#1
I have no experience with guitar shop paint jobs. The only experience I have with paint jobs is doing them myself on cars, and having paint repairs done by body shops. In both cases with cars, the paint jobs needed wet sanding and buffing to get to a mirror finish.

I'm assuming that Fender, Gibson and other manufacturers don't spend time sanding and buffing, and that their guitars come off the line with mirror finishes. Do guitar shops likewise do mirror finishes, or do theirs require work afterwards?

Thanks for any replies.
#2
Quote by Monkeyleg
I have no experience with guitar shop paint jobs. The only experience I have with paint jobs is doing them myself on cars, and having paint repairs done by body shops. In both cases with cars, the paint jobs needed wet sanding and buffing to get to a mirror finish.

I'm assuming that Fender, Gibson and other manufacturers don't spend time sanding and buffing, and that their guitars come off the line with mirror finishes. Do guitar shops likewise do mirror finishes, or do theirs require work afterwards?

Thanks for any replies.

They do spend time sanding and buffing.

https://www.youtube.com/watch?v=uVU86GGV07A

Painting and finishing starts around 18 minutes.
#3
you wet sand and buff just like with a car.
2002 PRS CE22
2013 G&L ASAT Deluxe
2009 Epiphone G-400 (SH-4)
Marshall JCM2000 DSL100
Krank 1980 Jr 20watt
Krank Rev 4x12 (eminence V12)
GFS Greenie/Digitech Bad Monkey
Morley Bad Horsie 2
MXR Smart Gate
#6
Of course, one upshot of this is that with a lot of guitars, you can do a lot of cosmetic work(whether repairing scratches or a full refin) using supplies from your local body shop.

As long as you can make a well-ventilated, dust-free space to work in, anyway.
#8
Quote by Tony Done
^^^^^ The finishing is probably the main reason why expensive guitars are expensive. Inexpensive guitars get a fairly decent finish, either satin of gloss, using catalysed finishes that harden very quickly (hence no curing/warehousing time) and don't get polished.


Just for clarity, expensive guitars ALSO use catalyzed finishes that harden very quickly. Taylor, for example, runs a robotic paint booth that sprays a more consistent film thickness than can be done by a human, and they're dry to dry in under 24 hours. And they do sand/polish those guitars.


I'm not sure that we could identify "inexpensive guitars" that don't get polished very easily. I know that I've seen guitars below the $200 (retail) mark that are finish sanded and inspected, so I'm not sure at what point that bit of work is neglected.
#9
Quote by Monkeyleg
I have no experience with guitar shop paint jobs. The only experience I have with paint jobs is doing them myself on cars, and having paint repairs done by body shops. In both cases with cars, the paint jobs needed wet sanding and buffing to get to a mirror finish.

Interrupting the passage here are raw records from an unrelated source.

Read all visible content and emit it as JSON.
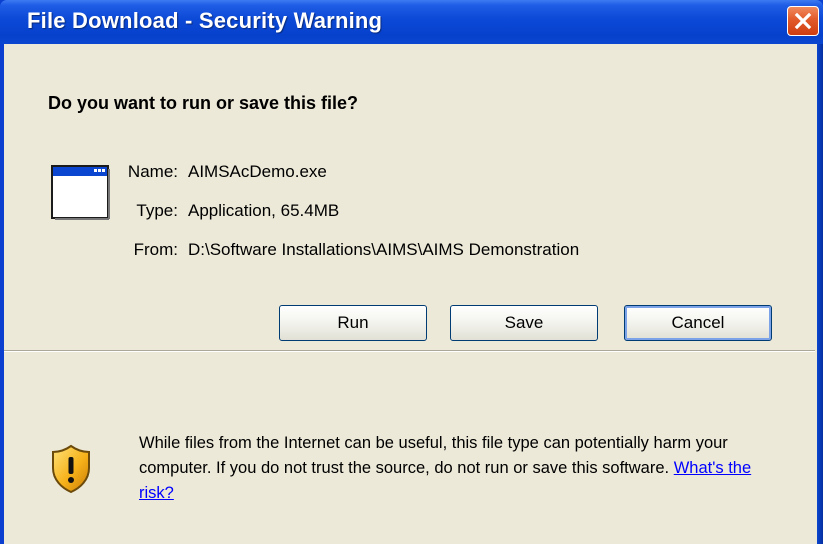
{
  "window": {
    "title": "File Download - Security Warning",
    "close_icon": "close-icon"
  },
  "dialog": {
    "question": "Do you want to run or save this file?",
    "file_icon": "application-window-icon",
    "fields": {
      "name_label": "Name:",
      "name_value": "AIMSAcDemo.exe",
      "type_label": "Type:",
      "type_value": "Application, 65.4MB",
      "from_label": "From:",
      "from_value": "D:\\Software Installations\\AIMS\\AIMS Demonstration"
    },
    "buttons": {
      "run": "Run",
      "save": "Save",
      "cancel": "Cancel"
    },
    "warning_icon": "shield-warning-icon",
    "warning_text": "While files from the Internet can be useful, this file type can potentially harm your computer. If you do not trust the source, do not run or save this software.",
    "risk_link": "What's the risk?"
  },
  "colors": {
    "titlebar": "#0a46cf",
    "client_bg": "#ece9d8",
    "close_button": "#e25a2a",
    "link": "#0000ff",
    "default_button_focus": "#7ca2e8"
  }
}
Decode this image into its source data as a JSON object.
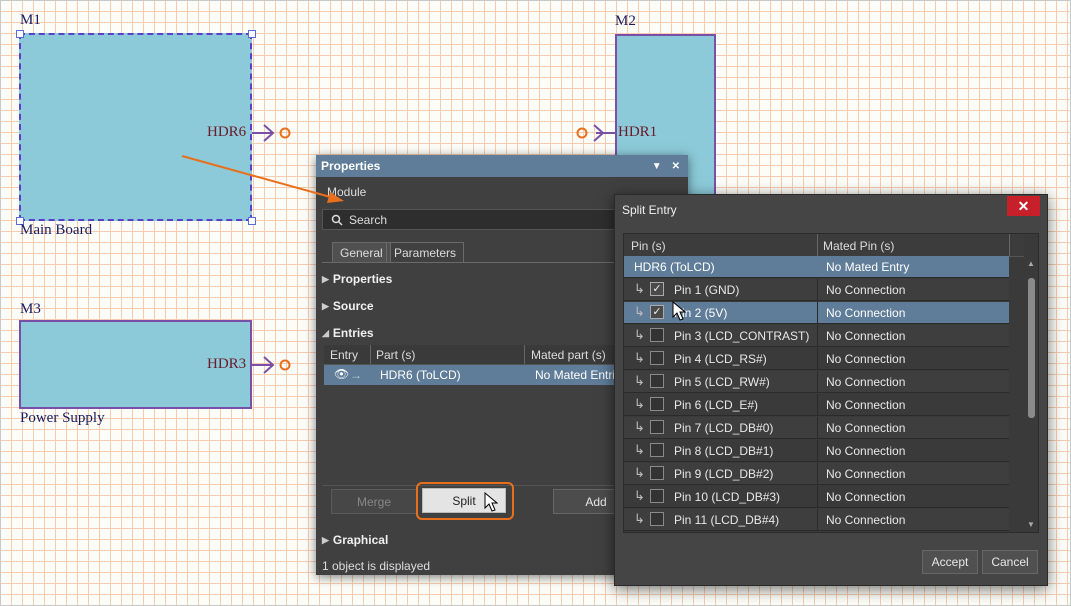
{
  "schematic": {
    "m1": {
      "designator": "M1",
      "caption": "Main Board",
      "port": "HDR6"
    },
    "m2": {
      "designator": "M2",
      "port": "HDR1"
    },
    "m3": {
      "designator": "M3",
      "caption": "Power Supply",
      "port": "HDR3"
    }
  },
  "properties": {
    "title": "Properties",
    "subtitle": "Module",
    "search_placeholder": "Search",
    "tabs": [
      "General",
      "Parameters"
    ],
    "sections": {
      "properties": "Properties",
      "source": "Source",
      "entries": "Entries",
      "graphical": "Graphical"
    },
    "grid": {
      "headers": [
        "Entry",
        "Part (s)",
        "Mated part (s)"
      ],
      "row": {
        "part": "HDR6 (ToLCD)",
        "mated": "No Mated Entri"
      }
    },
    "buttons": {
      "merge": "Merge",
      "split": "Split",
      "add": "Add"
    },
    "status": "1 object is displayed"
  },
  "split_entry": {
    "title": "Split Entry",
    "close": "✕",
    "headers": {
      "pin": "Pin (s)",
      "mated": "Mated Pin (s)"
    },
    "group": {
      "pin": "HDR6 (ToLCD)",
      "mated": "No Mated Entry"
    },
    "rows": [
      {
        "pin": "Pin 1 (GND)",
        "mated": "No Connection",
        "checked": true
      },
      {
        "pin": "Pin 2 (5V)",
        "mated": "No Connection",
        "checked": true
      },
      {
        "pin": "Pin 3 (LCD_CONTRAST)",
        "mated": "No Connection",
        "checked": false
      },
      {
        "pin": "Pin 4 (LCD_RS#)",
        "mated": "No Connection",
        "checked": false
      },
      {
        "pin": "Pin 5 (LCD_RW#)",
        "mated": "No Connection",
        "checked": false
      },
      {
        "pin": "Pin 6 (LCD_E#)",
        "mated": "No Connection",
        "checked": false
      },
      {
        "pin": "Pin 7 (LCD_DB#0)",
        "mated": "No Connection",
        "checked": false
      },
      {
        "pin": "Pin 8 (LCD_DB#1)",
        "mated": "No Connection",
        "checked": false
      },
      {
        "pin": "Pin 9 (LCD_DB#2)",
        "mated": "No Connection",
        "checked": false
      },
      {
        "pin": "Pin 10 (LCD_DB#3)",
        "mated": "No Connection",
        "checked": false
      },
      {
        "pin": "Pin 11 (LCD_DB#4)",
        "mated": "No Connection",
        "checked": false
      }
    ],
    "buttons": {
      "accept": "Accept",
      "cancel": "Cancel"
    }
  },
  "colors": {
    "accent": "#5f7c98",
    "highlight": "#e8701c",
    "module_fill": "#8ccad9",
    "module_border": "#7a4fa8"
  }
}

Guitar paint jobs are done with the same paint as cars (for the most part). Nitrocellulose lacquer (abandoned by most of the car industry in the mid 50's, acrylic paints and modern UV-catalyzed polyester paint jobs are all handled exactly as they are in the automotive industry.

Varnished or oil-finished instruments are a special case, but few of those are run out to a mirror gloss finish.
#10
Quote by dspellman
Just for clarity, expensive guitars ALSO use catalyzed finishes that harden very quickly. Taylor, for example, runs a robotic paint booth that sprays a more consistent film thickness than can be done by a human, and they're dry to dry in under 24 hours. And they do sand/polish those guitars.


I'm not sure that we could identify "inexpensive guitars" that don't get polished very easily. I know that I've seen guitars below the $200 (retail) mark that are finish sanded and inspected, so I'm not sure at what point that bit of work is neglected.


True. The situation must be fairly clear cut with satin finishes, if not with gloss.
#11
Quote by Monkeyleg
I have no experience with guitar shop paint jobs. The only experience I have with paint jobs is doing them myself on cars, and having paint repairs done by body shops. In both cases with cars, the paint jobs needed wet sanding and buffing to get to a mirror finish.


Just thought I'd pitch in that the Composite Acoustics guitars, when painted, use automotive paint! At least that's what the dealer told me.